Early Denso "clamshell" heaters
Did you know that today is "Vintage Denso Heater Day"?! Ok, that may be a complete lie, but lets play along anyways. Hahaha. I wanted to share a special find for my 1965 FJ40 Land Cruiser and the cool history with it.
Its a 1963-1965 NipponDenso aftermarket automobile heater! This is what is known as a "clamshell" heater here in the US, or a "daruma" heater if you are in Japan. Why call it a daruma heater? Well in Japan there is a daruma doll, which is a round little doll that represents Bodhidarma, the founder of the Zen tradition of Buddhism:
I guess they thought of that when looking at the round little heater.
Now, if any of you remember our blog post on the history of the Denso corporation (HERE), we mentioned that in the 50s Denso and Bosch entered into an agreement that allowed Denso access to Bosch technology and to construct equipment based on Bosch products.
Well this cool little heater is the result of that agreement.
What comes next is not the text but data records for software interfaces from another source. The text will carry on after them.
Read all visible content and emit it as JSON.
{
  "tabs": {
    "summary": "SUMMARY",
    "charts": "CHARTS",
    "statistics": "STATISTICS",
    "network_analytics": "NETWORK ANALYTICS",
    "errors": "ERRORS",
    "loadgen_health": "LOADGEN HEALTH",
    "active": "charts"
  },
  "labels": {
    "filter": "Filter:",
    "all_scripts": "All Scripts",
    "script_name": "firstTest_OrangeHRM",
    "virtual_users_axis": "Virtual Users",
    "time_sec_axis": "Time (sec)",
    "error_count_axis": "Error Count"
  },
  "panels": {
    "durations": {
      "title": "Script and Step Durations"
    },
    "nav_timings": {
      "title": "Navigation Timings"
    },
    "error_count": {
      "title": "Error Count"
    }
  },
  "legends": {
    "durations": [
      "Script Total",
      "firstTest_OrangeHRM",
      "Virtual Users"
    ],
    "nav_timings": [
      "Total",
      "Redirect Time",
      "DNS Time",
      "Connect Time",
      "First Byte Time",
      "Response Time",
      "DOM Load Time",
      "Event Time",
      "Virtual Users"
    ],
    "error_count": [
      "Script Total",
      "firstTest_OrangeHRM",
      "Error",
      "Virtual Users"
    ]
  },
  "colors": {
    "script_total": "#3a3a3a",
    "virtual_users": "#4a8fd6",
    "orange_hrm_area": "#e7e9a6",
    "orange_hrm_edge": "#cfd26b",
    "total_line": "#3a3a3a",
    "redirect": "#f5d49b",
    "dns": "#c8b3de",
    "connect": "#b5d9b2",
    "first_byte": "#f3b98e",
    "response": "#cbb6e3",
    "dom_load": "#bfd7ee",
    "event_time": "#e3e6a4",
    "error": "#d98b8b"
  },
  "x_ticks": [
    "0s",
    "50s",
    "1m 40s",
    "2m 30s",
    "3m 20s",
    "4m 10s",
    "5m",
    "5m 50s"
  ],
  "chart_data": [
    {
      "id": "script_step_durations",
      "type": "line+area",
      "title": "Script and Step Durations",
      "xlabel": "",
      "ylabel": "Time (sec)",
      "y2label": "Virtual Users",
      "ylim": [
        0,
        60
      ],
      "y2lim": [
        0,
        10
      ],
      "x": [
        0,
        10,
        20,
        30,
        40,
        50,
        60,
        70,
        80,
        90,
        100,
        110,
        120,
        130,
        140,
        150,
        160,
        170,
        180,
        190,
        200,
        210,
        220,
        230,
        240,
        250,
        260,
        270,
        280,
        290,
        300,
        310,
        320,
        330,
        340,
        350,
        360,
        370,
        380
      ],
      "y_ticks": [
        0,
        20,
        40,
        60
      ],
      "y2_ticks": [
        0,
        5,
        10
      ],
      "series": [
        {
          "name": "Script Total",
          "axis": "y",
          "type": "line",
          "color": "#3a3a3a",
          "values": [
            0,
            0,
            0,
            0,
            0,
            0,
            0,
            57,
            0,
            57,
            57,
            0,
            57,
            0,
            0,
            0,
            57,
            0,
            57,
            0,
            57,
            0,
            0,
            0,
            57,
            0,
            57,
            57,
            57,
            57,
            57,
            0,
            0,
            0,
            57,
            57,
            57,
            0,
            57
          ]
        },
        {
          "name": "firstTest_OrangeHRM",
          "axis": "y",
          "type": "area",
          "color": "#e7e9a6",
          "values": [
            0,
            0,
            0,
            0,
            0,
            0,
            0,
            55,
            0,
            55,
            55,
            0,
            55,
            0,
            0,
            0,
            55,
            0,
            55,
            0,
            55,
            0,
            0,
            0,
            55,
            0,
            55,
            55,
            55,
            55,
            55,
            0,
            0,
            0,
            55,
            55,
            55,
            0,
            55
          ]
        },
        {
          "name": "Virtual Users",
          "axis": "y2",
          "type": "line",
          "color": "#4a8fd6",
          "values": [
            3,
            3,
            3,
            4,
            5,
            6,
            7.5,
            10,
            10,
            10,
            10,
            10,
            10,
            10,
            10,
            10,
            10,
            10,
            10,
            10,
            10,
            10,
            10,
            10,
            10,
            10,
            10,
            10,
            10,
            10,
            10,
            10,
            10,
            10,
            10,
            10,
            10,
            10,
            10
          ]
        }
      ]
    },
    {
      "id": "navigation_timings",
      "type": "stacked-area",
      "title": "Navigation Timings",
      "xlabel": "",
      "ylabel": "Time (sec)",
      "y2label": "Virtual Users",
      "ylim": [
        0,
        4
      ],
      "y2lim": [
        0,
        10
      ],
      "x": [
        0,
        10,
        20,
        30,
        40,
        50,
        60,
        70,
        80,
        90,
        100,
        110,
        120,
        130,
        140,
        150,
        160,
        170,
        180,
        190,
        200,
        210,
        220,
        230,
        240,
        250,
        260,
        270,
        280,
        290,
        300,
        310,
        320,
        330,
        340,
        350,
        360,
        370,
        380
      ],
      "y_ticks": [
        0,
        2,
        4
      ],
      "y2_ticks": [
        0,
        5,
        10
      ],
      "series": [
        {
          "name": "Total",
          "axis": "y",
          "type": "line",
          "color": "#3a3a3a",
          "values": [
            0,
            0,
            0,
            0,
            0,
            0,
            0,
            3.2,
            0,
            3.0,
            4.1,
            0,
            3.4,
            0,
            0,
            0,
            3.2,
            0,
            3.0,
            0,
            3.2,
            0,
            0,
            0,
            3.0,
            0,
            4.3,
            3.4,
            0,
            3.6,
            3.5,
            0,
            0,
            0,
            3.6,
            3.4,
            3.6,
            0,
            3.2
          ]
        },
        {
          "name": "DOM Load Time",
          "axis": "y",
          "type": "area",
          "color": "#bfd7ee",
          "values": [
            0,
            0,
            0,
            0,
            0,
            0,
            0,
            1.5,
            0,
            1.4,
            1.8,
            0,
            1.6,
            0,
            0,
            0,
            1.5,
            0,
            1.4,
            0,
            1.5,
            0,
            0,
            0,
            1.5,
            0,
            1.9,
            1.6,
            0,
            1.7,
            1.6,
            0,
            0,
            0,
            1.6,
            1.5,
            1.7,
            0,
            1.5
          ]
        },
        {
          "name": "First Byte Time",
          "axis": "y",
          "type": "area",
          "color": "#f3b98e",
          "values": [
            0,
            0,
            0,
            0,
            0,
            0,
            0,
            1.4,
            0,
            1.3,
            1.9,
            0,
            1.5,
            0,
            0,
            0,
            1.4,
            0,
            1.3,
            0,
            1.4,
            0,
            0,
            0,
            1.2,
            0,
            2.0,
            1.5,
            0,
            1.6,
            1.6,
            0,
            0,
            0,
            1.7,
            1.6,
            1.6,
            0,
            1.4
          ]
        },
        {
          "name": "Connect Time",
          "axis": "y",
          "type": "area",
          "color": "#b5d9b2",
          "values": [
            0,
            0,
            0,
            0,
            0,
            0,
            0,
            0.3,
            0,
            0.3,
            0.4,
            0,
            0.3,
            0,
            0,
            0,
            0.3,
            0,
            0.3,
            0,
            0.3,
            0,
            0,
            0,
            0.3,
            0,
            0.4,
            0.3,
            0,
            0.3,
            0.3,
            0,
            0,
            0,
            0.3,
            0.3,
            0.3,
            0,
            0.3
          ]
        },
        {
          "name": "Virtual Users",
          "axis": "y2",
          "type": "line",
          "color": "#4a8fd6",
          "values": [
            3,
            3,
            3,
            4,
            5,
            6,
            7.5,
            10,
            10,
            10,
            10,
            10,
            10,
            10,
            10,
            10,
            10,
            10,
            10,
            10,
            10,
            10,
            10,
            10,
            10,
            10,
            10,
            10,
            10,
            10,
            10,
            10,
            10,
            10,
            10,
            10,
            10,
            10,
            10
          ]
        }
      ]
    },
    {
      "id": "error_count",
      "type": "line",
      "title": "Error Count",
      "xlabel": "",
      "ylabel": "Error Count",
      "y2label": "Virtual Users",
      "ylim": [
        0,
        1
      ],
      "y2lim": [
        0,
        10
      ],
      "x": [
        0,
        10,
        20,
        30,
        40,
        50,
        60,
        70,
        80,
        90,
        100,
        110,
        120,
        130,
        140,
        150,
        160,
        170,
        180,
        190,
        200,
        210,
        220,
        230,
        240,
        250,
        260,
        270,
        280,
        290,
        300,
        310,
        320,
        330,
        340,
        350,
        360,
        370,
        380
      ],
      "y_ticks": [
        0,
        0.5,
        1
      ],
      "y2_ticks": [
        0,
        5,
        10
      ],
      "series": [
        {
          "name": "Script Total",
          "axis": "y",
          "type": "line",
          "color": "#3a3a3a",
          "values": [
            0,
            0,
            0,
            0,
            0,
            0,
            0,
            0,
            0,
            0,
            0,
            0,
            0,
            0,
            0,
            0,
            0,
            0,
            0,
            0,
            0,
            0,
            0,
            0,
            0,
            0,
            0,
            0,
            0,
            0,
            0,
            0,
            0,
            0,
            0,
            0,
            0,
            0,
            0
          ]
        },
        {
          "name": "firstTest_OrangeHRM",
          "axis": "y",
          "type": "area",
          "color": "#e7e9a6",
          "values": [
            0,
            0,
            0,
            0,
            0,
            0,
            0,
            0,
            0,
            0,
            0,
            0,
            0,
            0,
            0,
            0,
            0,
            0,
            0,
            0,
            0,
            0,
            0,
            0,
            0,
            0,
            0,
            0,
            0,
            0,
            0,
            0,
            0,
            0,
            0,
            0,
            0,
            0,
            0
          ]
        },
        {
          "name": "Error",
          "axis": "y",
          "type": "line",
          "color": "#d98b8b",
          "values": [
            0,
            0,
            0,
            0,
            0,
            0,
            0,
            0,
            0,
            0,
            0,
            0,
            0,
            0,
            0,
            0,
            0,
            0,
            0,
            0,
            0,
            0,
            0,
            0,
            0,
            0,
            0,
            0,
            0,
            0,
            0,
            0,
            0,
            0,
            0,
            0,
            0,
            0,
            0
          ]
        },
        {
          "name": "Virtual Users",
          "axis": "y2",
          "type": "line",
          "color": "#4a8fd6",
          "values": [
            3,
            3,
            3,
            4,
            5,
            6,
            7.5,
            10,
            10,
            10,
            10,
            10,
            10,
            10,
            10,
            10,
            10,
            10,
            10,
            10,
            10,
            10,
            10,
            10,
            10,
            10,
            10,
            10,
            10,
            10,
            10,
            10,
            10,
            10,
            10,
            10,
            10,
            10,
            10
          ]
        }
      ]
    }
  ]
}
Just look at the Bosch heater provided by @cruiserduber:
Back in the 1950s and early 1960s a heater in your Land Cruiser was not standard and was either an option at the time of purchase (OEM or aftermarket), or it was fitted later. This was true in Japan and the US and many 20 series and early 40 series (pre-1965) Land Cruisers didn't come from the factory with a heater as standard. How crazy is that to think about, a heater as an option! So if you went to buy a Land Cruiser from the dealer and opted for the optional heater....the OEM heater from the dealer would have been one of these super cool Denso Clamshell heater units!
Other more common outcomes for people wanting heaters here in the US would be to add a domestic aftermarket heater to your Land Cruiser. These mainly came in the form of the boxy shaped Hupp heaters. Cool little units as well when restored. Good info on other aftermarket heater HERE. All this crazy optional heater fun came to an end in 1965. Starting in about 1965, these aftermarket heaters stopped appearing as the FJ40 now came standard with the new OEM heater/fresh air intake system we know and love:
As great as the post-1965 heaters are, I REALLY love the style of these early clamshell units. Their style calls back to a different time and it's clearly made to be visually and functionally appealing, something you don't get now because a car heater is made to be hidden in the dash. The solid metal doors with the logos stamped in, the curved shapes, the exposed "burn your legs" heater core are all just fantastic.
I am really looking forward to installing this in my 1965 FJ40... that didn't come from the factory with a heater.
Notes for buyers:
I learned a couple things about this heater and some things to look out for when buying one of these old and rare heaters. First is that they came in 3 power flavors: 6V, 12V and 24V. So pay attention when buying. I bought this one thinking it was 12v but its 24V. How did I know for sure? Because thankfully we have uploaded vintage brochures for these heaters! I was able to BARELY make out the faded part number which confirmed my suspicions. Its not a deal breaker, I can run a small 12v to 24v converter and call it good. Its just a buyer beware thing.
Keen eyed observers may notice that these heaters also came with two different style front louver doors. The one I bought is stamped with NipponDenso. While the ones here in the US are more commonly found with just DENSO cast in the door. It is likely a market thing. NipponDenso mainly being used in Japan for a certain period of time, while the US got the Denso version. NipponDenso didn't officially change to Denso until 1966 and these heaters are definitely before then.
Another thing to watch for is heater core condition, it will be no surprise you cannot buy a new heater core for these things. They can be repaired or a new one can potentially be custom made if you find a radiator shop with skills. I have seen some NOS (new old stock) ones available in Japan, but they are likely unobtainable at this point. Additionally, make sure your heater has the rear defrost guide present and intact. They can go missing or get cracked and finding an original one will be almost impossible.
I do wonder though if a FJ40 rear heater core would work with minor tweaking? ;)
Now what is a post without more vintage literature? These brochures proved so helpful to me and I hope they help others that may need to reference the material as well. They are posted in the brochures section of the website: https://www.cruisercult.com/1960s . Just scroll down to the bottom of the page to the "Accessories" section.
The wrap up:
As one last fun fact, notice the Deming Prize logo in the upper corner of some of the brochures. Some of you may remember that during an interview with Onur Azeri he mentioned that Toyota received the Deming Prize in the 60s for its quality control/parts system. Clearly Denso was proud of that achievement.
Well that about wraps it up for daruma heaters! I hope you enjoyed this little early cruiser heater history lesson. And for those on the hunt, good luck! Prices for these heaters can run up to $1000 or more, but deals can always be found with patience. ;) Cheers all and happy cruising! Thanks to @Indygbd and @cruiserduber on ih8mud and @dic.125 on IG for photos and information!